Problem requirements:
Go through the listing and return every line with "title" in it.

Records for processing START

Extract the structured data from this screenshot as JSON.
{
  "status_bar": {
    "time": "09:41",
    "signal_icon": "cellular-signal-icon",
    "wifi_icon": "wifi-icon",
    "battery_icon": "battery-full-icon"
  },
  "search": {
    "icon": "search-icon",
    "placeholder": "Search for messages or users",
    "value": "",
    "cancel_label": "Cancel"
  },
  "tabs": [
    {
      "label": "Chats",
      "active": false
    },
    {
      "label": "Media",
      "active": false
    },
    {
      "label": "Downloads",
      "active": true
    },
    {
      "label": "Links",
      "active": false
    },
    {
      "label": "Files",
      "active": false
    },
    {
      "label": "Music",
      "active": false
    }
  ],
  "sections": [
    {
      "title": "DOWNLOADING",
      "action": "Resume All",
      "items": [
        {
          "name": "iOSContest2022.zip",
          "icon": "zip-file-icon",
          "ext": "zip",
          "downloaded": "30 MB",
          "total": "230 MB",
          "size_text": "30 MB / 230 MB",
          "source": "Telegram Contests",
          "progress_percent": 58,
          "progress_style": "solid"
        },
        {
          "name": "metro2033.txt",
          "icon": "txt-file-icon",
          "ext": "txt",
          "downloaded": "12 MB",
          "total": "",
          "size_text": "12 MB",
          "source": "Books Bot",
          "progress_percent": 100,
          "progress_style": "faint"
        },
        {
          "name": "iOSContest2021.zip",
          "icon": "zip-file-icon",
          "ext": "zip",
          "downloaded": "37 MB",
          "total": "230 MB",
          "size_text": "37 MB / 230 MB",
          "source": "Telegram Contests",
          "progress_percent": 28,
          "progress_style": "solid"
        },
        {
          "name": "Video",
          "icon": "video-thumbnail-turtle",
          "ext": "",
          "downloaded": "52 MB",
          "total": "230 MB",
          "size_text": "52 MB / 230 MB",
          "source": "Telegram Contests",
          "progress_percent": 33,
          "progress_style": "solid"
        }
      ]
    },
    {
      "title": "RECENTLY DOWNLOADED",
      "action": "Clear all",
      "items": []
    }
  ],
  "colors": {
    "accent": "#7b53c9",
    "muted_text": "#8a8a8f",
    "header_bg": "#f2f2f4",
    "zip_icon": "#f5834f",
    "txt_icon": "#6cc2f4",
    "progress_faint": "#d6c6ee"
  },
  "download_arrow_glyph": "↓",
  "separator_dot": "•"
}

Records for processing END

Written answer:
      "title": "DOWNLOADING",
      "title": "RECENTLY DOWNLOADED",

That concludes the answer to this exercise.